“My children have to memorize a four-digit PIN if they want to eat lunch at school,” said Howe, two of whose four children are in grades K-5. “It sounds like Big Brother to me....

“The PIN pulls up the child's picture for validation and records what the child is eating so Big Brother can keep track of my child's food consumption,” he said.

But the school district says the PIN system provides for quicker, more efficient and streamlined food service while ensuring what students select from the cafeteria complies with the law.

"We’re making sure that as they’re leaving the lunch line that the menu items they’ve selected match up with state law, so they’re selecting a meal that has all the basic [components] of good nutrition,” said school district spokesman Jarrett Peterson. “We’re not tracking what each individual child eats.”

The PIN program being rolled out this week is a response to Iowa’s 2008 Healthy Kids Act, which targets childhood obesity through an overhaul of school food, wellness and fitness programs throughout the state.

One provision of the law, which went into effect in July, says that any and all food offered on school grounds — in vending machines, a la carte cafeteria options, even fundraising bake sales — must adhere to federal guidelines.

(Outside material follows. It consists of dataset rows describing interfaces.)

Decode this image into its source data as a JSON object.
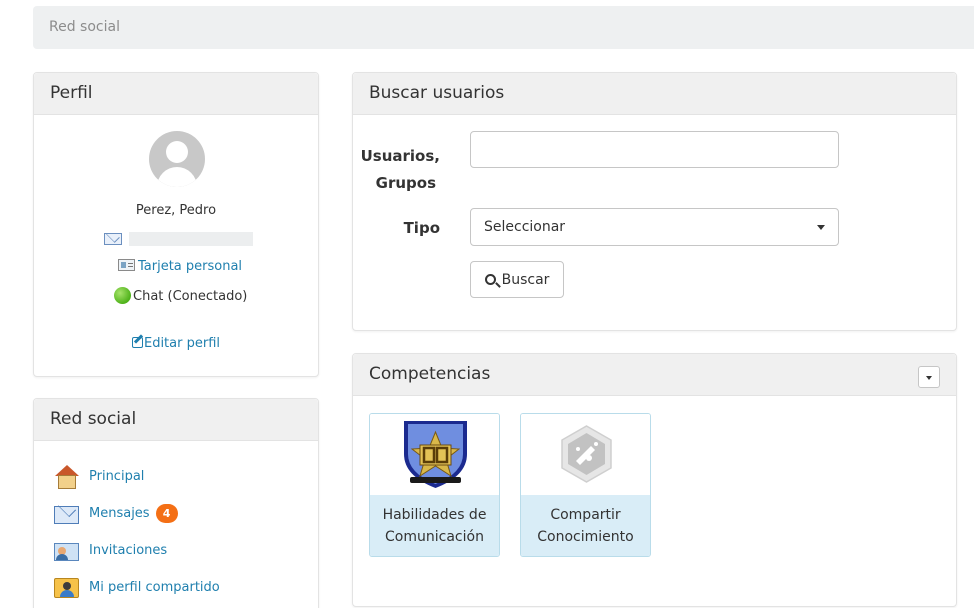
{
  "breadcrumb": {
    "label": "Red social"
  },
  "profile_panel": {
    "title": "Perfil",
    "name": "Perez, Pedro",
    "business_card_link": "Tarjeta personal",
    "chat_status": "Chat (Conectado)",
    "edit_profile_link": "Editar perfil"
  },
  "social_panel": {
    "title": "Red social",
    "items": [
      {
        "label": "Principal",
        "icon": "home-icon"
      },
      {
        "label": "Mensajes",
        "icon": "envelope-icon",
        "badge": "4"
      },
      {
        "label": "Invitaciones",
        "icon": "invitation-icon"
      },
      {
        "label": "Mi perfil compartido",
        "icon": "shared-profile-icon"
      }
    ]
  },
  "search_panel": {
    "title": "Buscar usuarios",
    "users_label_line1": "Usuarios,",
    "users_label_line2": "Grupos",
    "users_value": "",
    "type_label": "Tipo",
    "type_selected": "Seleccionar",
    "search_button": "Buscar"
  },
  "skills_panel": {
    "title": "Competencias",
    "badges": [
      {
        "name_line1": "Habilidades de",
        "name_line2": "Comunicación",
        "image": "communication-badge"
      },
      {
        "name_line1": "Compartir",
        "name_line2": "Conocimiento",
        "image": "knowledge-badge"
      }
    ]
  },
  "colors": {
    "link": "#1f7fae",
    "badge_counter": "#f46f15",
    "panel_heading": "#f0f0f0",
    "card_caption": "#d9edf7"
  }
}
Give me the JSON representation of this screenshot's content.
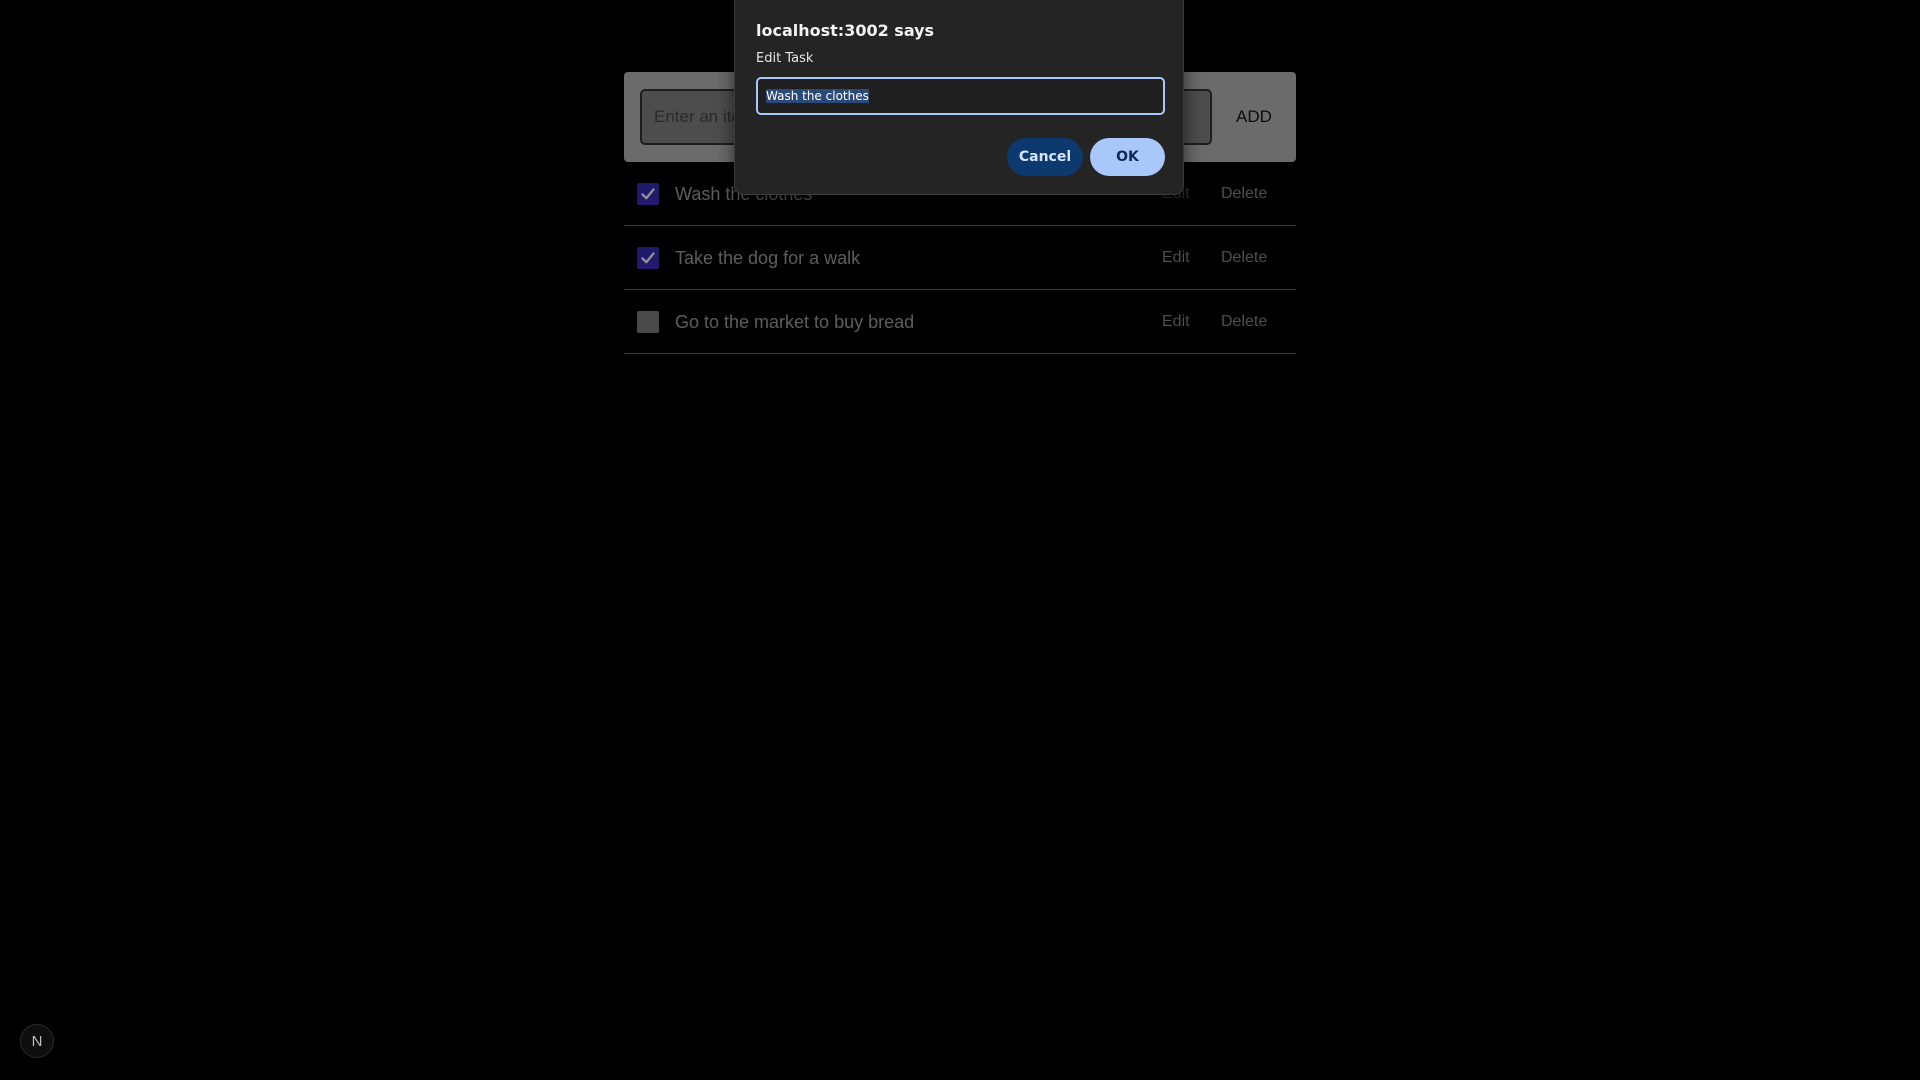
{
  "app": {
    "input_placeholder": "Enter an item",
    "add_label": "ADD",
    "todos": [
      {
        "text": "Wash the clothes",
        "checked": true,
        "edit_label": "Edit",
        "delete_label": "Delete"
      },
      {
        "text": "Take the dog for a walk",
        "checked": true,
        "edit_label": "Edit",
        "delete_label": "Delete"
      },
      {
        "text": "Go to the market to buy bread",
        "checked": false,
        "edit_label": "Edit",
        "delete_label": "Delete"
      }
    ]
  },
  "dialog": {
    "title": "localhost:3002 says",
    "message": "Edit Task",
    "input_value": "Wash the clothes",
    "cancel_label": "Cancel",
    "ok_label": "OK"
  },
  "dev_badge": {
    "label": "N"
  },
  "colors": {
    "background": "#000000",
    "checkbox_checked": "#1f1a6b",
    "dialog_accent": "#a8c7fa",
    "dialog_cancel": "#0c3a6e"
  }
}
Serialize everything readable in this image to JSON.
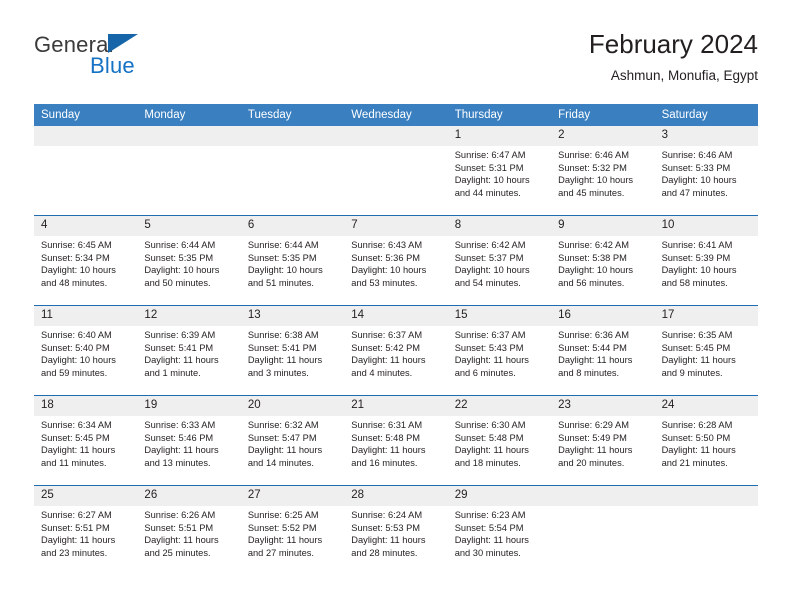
{
  "brand": {
    "name_top": "General",
    "name_bottom": "Blue",
    "triangle_color": "#1565a8",
    "blue_color": "#1572c4"
  },
  "header": {
    "title": "February 2024",
    "subtitle": "Ashmun, Monufia, Egypt"
  },
  "colors": {
    "header_row_bg": "#3a7fc0",
    "header_row_text": "#ffffff",
    "week_separator": "#1f6cb0",
    "daynum_bg": "#efefef",
    "body_text": "#231f20"
  },
  "weekdays": [
    "Sunday",
    "Monday",
    "Tuesday",
    "Wednesday",
    "Thursday",
    "Friday",
    "Saturday"
  ],
  "weeks": [
    [
      {
        "day": "",
        "lines": []
      },
      {
        "day": "",
        "lines": []
      },
      {
        "day": "",
        "lines": []
      },
      {
        "day": "",
        "lines": []
      },
      {
        "day": "1",
        "lines": [
          "Sunrise: 6:47 AM",
          "Sunset: 5:31 PM",
          "Daylight: 10 hours",
          "and 44 minutes."
        ]
      },
      {
        "day": "2",
        "lines": [
          "Sunrise: 6:46 AM",
          "Sunset: 5:32 PM",
          "Daylight: 10 hours",
          "and 45 minutes."
        ]
      },
      {
        "day": "3",
        "lines": [
          "Sunrise: 6:46 AM",
          "Sunset: 5:33 PM",
          "Daylight: 10 hours",
          "and 47 minutes."
        ]
      }
    ],
    [
      {
        "day": "4",
        "lines": [
          "Sunrise: 6:45 AM",
          "Sunset: 5:34 PM",
          "Daylight: 10 hours",
          "and 48 minutes."
        ]
      },
      {
        "day": "5",
        "lines": [
          "Sunrise: 6:44 AM",
          "Sunset: 5:35 PM",
          "Daylight: 10 hours",
          "and 50 minutes."
        ]
      },
      {
        "day": "6",
        "lines": [
          "Sunrise: 6:44 AM",
          "Sunset: 5:35 PM",
          "Daylight: 10 hours",
          "and 51 minutes."
        ]
      },
      {
        "day": "7",
        "lines": [
          "Sunrise: 6:43 AM",
          "Sunset: 5:36 PM",
          "Daylight: 10 hours",
          "and 53 minutes."
        ]
      },
      {
        "day": "8",
        "lines": [
          "Sunrise: 6:42 AM",
          "Sunset: 5:37 PM",
          "Daylight: 10 hours",
          "and 54 minutes."
        ]
      },
      {
        "day": "9",
        "lines": [
          "Sunrise: 6:42 AM",
          "Sunset: 5:38 PM",
          "Daylight: 10 hours",
          "and 56 minutes."
        ]
      },
      {
        "day": "10",
        "lines": [
          "Sunrise: 6:41 AM",
          "Sunset: 5:39 PM",
          "Daylight: 10 hours",
          "and 58 minutes."
        ]
      }
    ],
    [
      {
        "day": "11",
        "lines": [
          "Sunrise: 6:40 AM",
          "Sunset: 5:40 PM",
          "Daylight: 10 hours",
          "and 59 minutes."
        ]
      },
      {
        "day": "12",
        "lines": [
          "Sunrise: 6:39 AM",
          "Sunset: 5:41 PM",
          "Daylight: 11 hours",
          "and 1 minute."
        ]
      },
      {
        "day": "13",
        "lines": [
          "Sunrise: 6:38 AM",
          "Sunset: 5:41 PM",
          "Daylight: 11 hours",
          "and 3 minutes."
        ]
      },
      {
        "day": "14",
        "lines": [
          "Sunrise: 6:37 AM",
          "Sunset: 5:42 PM",
          "Daylight: 11 hours",
          "and 4 minutes."
        ]
      },
      {
        "day": "15",
        "lines": [
          "Sunrise: 6:37 AM",
          "Sunset: 5:43 PM",
          "Daylight: 11 hours",
          "and 6 minutes."
        ]
      },
      {
        "day": "16",
        "lines": [
          "Sunrise: 6:36 AM",
          "Sunset: 5:44 PM",
          "Daylight: 11 hours",
          "and 8 minutes."
        ]
      },
      {
        "day": "17",
        "lines": [
          "Sunrise: 6:35 AM",
          "Sunset: 5:45 PM",
          "Daylight: 11 hours",
          "and 9 minutes."
        ]
      }
    ],
    [
      {
        "day": "18",
        "lines": [
          "Sunrise: 6:34 AM",
          "Sunset: 5:45 PM",
          "Daylight: 11 hours",
          "and 11 minutes."
        ]
      },
      {
        "day": "19",
        "lines": [
          "Sunrise: 6:33 AM",
          "Sunset: 5:46 PM",
          "Daylight: 11 hours",
          "and 13 minutes."
        ]
      },
      {
        "day": "20",
        "lines": [
          "Sunrise: 6:32 AM",
          "Sunset: 5:47 PM",
          "Daylight: 11 hours",
          "and 14 minutes."
        ]
      },
      {
        "day": "21",
        "lines": [
          "Sunrise: 6:31 AM",
          "Sunset: 5:48 PM",
          "Daylight: 11 hours",
          "and 16 minutes."
        ]
      },
      {
        "day": "22",
        "lines": [
          "Sunrise: 6:30 AM",
          "Sunset: 5:48 PM",
          "Daylight: 11 hours",
          "and 18 minutes."
        ]
      },
      {
        "day": "23",
        "lines": [
          "Sunrise: 6:29 AM",
          "Sunset: 5:49 PM",
          "Daylight: 11 hours",
          "and 20 minutes."
        ]
      },
      {
        "day": "24",
        "lines": [
          "Sunrise: 6:28 AM",
          "Sunset: 5:50 PM",
          "Daylight: 11 hours",
          "and 21 minutes."
        ]
      }
    ],
    [
      {
        "day": "25",
        "lines": [
          "Sunrise: 6:27 AM",
          "Sunset: 5:51 PM",
          "Daylight: 11 hours",
          "and 23 minutes."
        ]
      },
      {
        "day": "26",
        "lines": [
          "Sunrise: 6:26 AM",
          "Sunset: 5:51 PM",
          "Daylight: 11 hours",
          "and 25 minutes."
        ]
      },
      {
        "day": "27",
        "lines": [
          "Sunrise: 6:25 AM",
          "Sunset: 5:52 PM",
          "Daylight: 11 hours",
          "and 27 minutes."
        ]
      },
      {
        "day": "28",
        "lines": [
          "Sunrise: 6:24 AM",
          "Sunset: 5:53 PM",
          "Daylight: 11 hours",
          "and 28 minutes."
        ]
      },
      {
        "day": "29",
        "lines": [
          "Sunrise: 6:23 AM",
          "Sunset: 5:54 PM",
          "Daylight: 11 hours",
          "and 30 minutes."
        ]
      },
      {
        "day": "",
        "lines": []
      },
      {
        "day": "",
        "lines": []
      }
    ]
  ]
}
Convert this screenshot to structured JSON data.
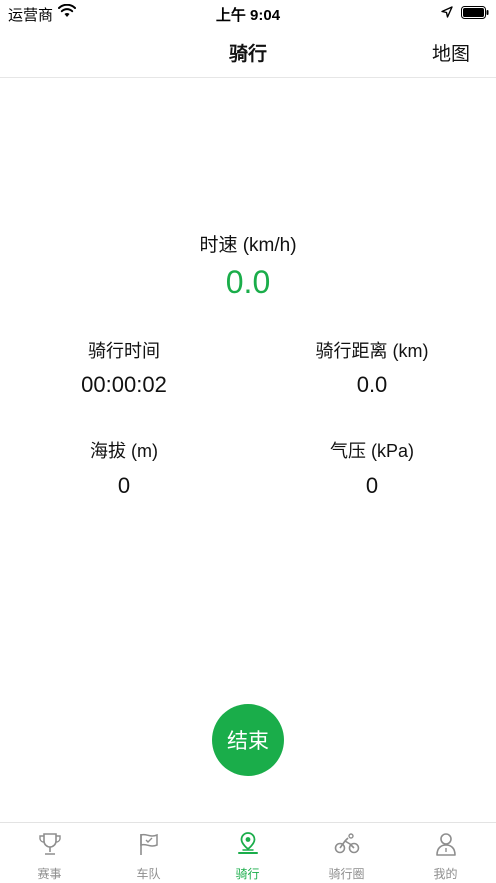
{
  "status_bar": {
    "carrier": "运营商",
    "time": "上午 9:04"
  },
  "nav": {
    "title": "骑行",
    "right_action": "地图"
  },
  "speed": {
    "label": "时速 (km/h)",
    "value": "0.0",
    "accent_color": "#1aad4a"
  },
  "stats": {
    "riding_time": {
      "label": "骑行时间",
      "value": "00:00:02"
    },
    "distance": {
      "label": "骑行距离 (km)",
      "value": "0.0"
    },
    "altitude": {
      "label": "海拔 (m)",
      "value": "0"
    },
    "pressure": {
      "label": "气压 (kPa)",
      "value": "0"
    }
  },
  "end_button": {
    "label": "结束"
  },
  "tabs": [
    {
      "label": "赛事",
      "icon": "trophy-icon",
      "active": false
    },
    {
      "label": "车队",
      "icon": "flag-icon",
      "active": false
    },
    {
      "label": "骑行",
      "icon": "location-pin-icon",
      "active": true
    },
    {
      "label": "骑行圈",
      "icon": "bicycle-icon",
      "active": false
    },
    {
      "label": "我的",
      "icon": "person-icon",
      "active": false
    }
  ]
}
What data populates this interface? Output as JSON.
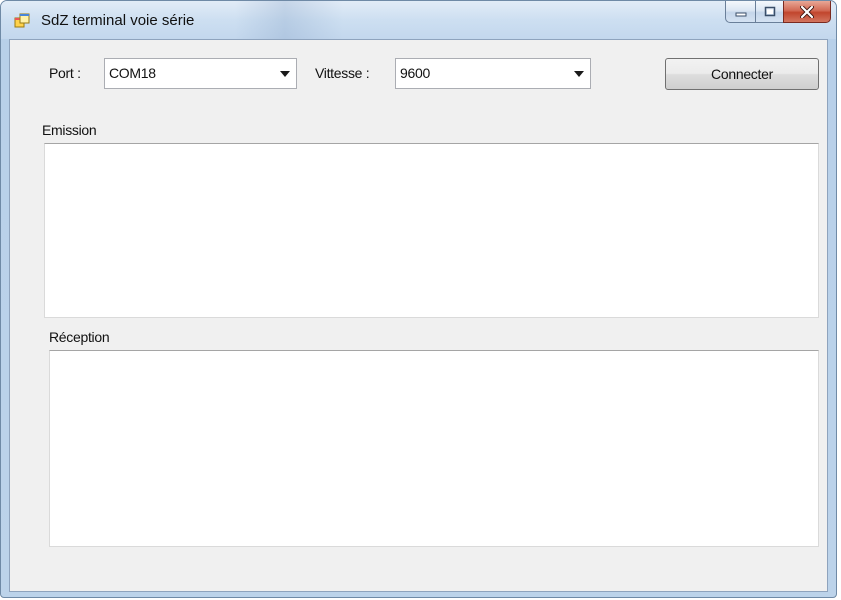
{
  "window": {
    "title": "SdZ terminal voie série",
    "icon": "winforms-app-icon",
    "caption_buttons": [
      "minimize-icon",
      "maximize-icon",
      "close-icon"
    ]
  },
  "toolbar": {
    "port_label": "Port :",
    "port_value": "COM18",
    "speed_label": "Vittesse :",
    "speed_value": "9600",
    "connect_label": "Connecter"
  },
  "emission": {
    "label": "Emission",
    "value": ""
  },
  "reception": {
    "label": "Réception",
    "value": ""
  }
}
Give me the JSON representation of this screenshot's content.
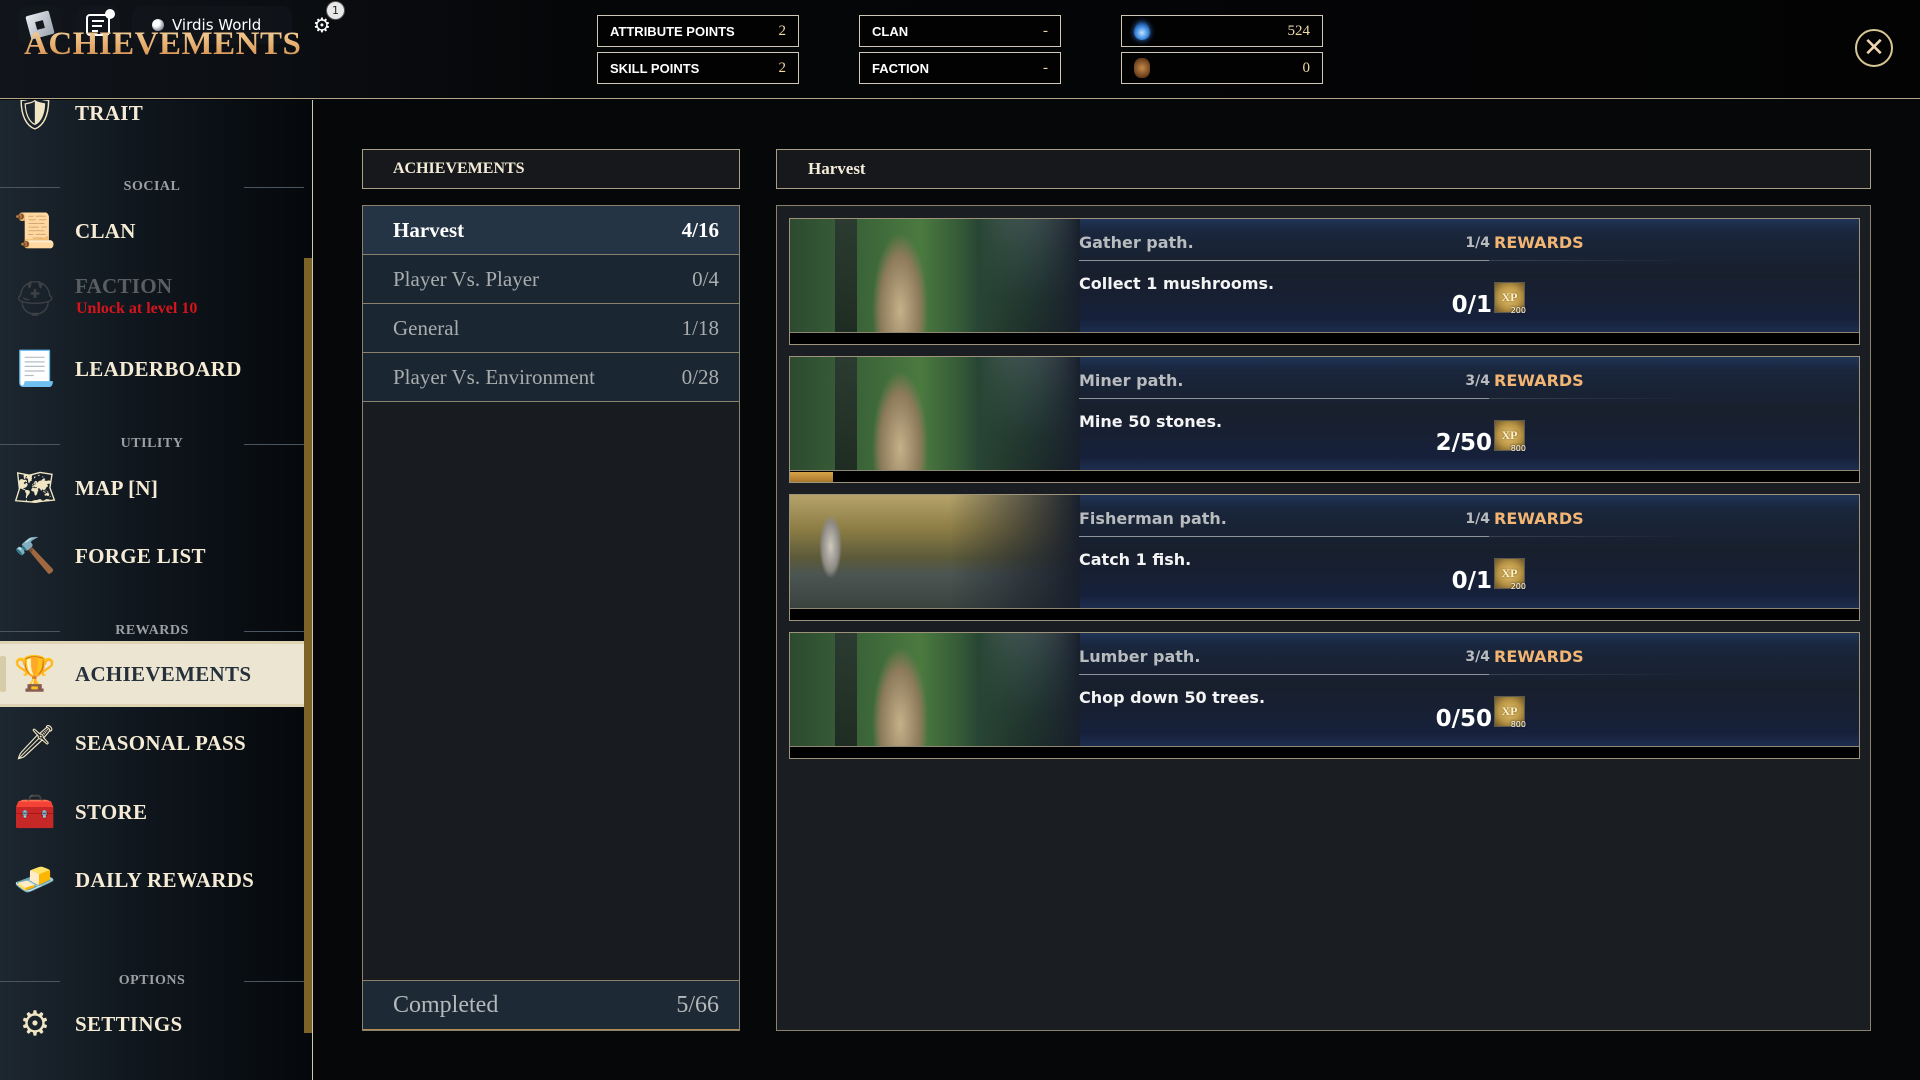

Peterson said the school district is not storing the information in any kind of database. “We are not tracking each individual student’s meals, we are tracking to make sure the meals we serve are in compliance with the Healthy Kids Act,” he said.

But Marc Rotenberg, executive director of Electronic Privacy Information Center, a privacy and civil liberties advocacy center, said there is a growing trend of schools collecting student data and that schools need to be open with parents about what they’re doing with that student information.


1 comment:

John A said...

School District Monitors Kids' Lunch Choices

So much wrong.

But the silliest is the insistence
Peterson said the school district is not storing the information in any kind of database. “We are not tracking each individual student’s meals, we are tracking to make sure the meals we serve are in compliance with the Healthy Kids Act,” he said.

No polite way to say it - this is outright lies.

A database is being established, to show what foods are consumed. To say that, then say the data is not being stored, cannot be a mere gaffe - it is a flat-out and stupid lie.

And the only reason for requiring a PIN (or other identifier, eg a machine-readable ID card)) is to track the individual. Totalling which foods are taken over a period of, say, an hour and a count of persons taking food duruing that time can be accomplished without needing to know what any individaul has taken.

It is also implied, though not stated, that if an individual child does not take "appropriate" - aka "required" - foods the individual will not be allowed to leave until the government list is satisfied, and any such incident may be reported to parents if not some government watchdog: doubtless repeat "offenses" will trigger a home visit to upbraid the parents, perhaps removing the child for attitude adjustment - brainwashing - away from "abusive" parents.